The EU commission can only propose a way forward with the final decision on reopening external borders resting with member states.
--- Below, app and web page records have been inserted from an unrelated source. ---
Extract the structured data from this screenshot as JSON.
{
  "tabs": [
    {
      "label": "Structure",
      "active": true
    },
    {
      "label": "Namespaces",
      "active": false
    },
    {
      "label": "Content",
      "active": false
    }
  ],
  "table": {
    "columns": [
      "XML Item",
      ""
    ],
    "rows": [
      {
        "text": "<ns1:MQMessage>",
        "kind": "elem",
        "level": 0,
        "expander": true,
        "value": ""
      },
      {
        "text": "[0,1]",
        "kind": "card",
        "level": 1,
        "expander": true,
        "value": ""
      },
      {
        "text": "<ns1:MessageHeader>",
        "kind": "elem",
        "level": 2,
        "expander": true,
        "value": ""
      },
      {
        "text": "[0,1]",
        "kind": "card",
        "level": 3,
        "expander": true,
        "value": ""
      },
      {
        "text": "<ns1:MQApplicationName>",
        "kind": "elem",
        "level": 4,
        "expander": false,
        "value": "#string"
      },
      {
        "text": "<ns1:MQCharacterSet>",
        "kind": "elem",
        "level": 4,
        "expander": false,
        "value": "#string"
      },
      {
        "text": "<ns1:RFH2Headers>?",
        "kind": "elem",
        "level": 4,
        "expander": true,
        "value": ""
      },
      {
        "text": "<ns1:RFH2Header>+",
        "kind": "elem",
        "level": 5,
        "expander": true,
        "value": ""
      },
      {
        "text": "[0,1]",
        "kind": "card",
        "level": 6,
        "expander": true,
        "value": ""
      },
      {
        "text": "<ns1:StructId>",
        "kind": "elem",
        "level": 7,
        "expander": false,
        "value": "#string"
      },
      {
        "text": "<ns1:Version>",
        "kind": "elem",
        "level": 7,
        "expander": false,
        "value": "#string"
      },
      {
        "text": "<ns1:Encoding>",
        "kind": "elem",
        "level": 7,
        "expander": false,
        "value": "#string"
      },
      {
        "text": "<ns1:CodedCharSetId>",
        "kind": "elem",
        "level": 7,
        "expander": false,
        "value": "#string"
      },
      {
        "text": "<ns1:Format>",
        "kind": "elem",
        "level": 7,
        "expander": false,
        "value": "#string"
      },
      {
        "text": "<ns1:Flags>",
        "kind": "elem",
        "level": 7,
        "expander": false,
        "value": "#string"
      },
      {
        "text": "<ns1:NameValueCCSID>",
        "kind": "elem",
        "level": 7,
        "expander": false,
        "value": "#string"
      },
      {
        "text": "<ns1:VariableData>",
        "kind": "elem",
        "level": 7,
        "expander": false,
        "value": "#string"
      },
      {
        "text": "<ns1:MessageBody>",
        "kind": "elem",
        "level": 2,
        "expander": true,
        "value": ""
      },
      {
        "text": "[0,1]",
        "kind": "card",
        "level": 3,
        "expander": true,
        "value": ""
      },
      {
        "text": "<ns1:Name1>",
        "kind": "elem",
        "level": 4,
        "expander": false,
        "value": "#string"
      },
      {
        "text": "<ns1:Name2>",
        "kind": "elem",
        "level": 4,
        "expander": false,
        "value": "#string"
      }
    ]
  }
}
Johansson has suggested member states were not all in agreement on how the external borders should be reopened and what conditions should apply.
Greece, which relies heavily on tourism for its economy has already announced plans to reopen travel links to certain non-EU countries such as Australia and China on June 15th.
EU countries have been steadily reopening borders in recent days or making announcements when border restrictions will be dropped.
The majority of EU and Schengen countries have announced plans or a desire to reopen borders for European travel on June 15th.
What is essential travel?
The EU's definition of essential travel is stricter than many countries' individual restrictions and does not contain any exemption for visits for family reasons.
People who can travel into the European bloc include
- Citizens of an EU country
- Non EU citizens who are permanent residents of an EU country and need to come home
- Healthcare workers engaged in crucial work on the coronavirus crisis
- Frontier workers and in some circumstances seasonal workers
- Delivery drivers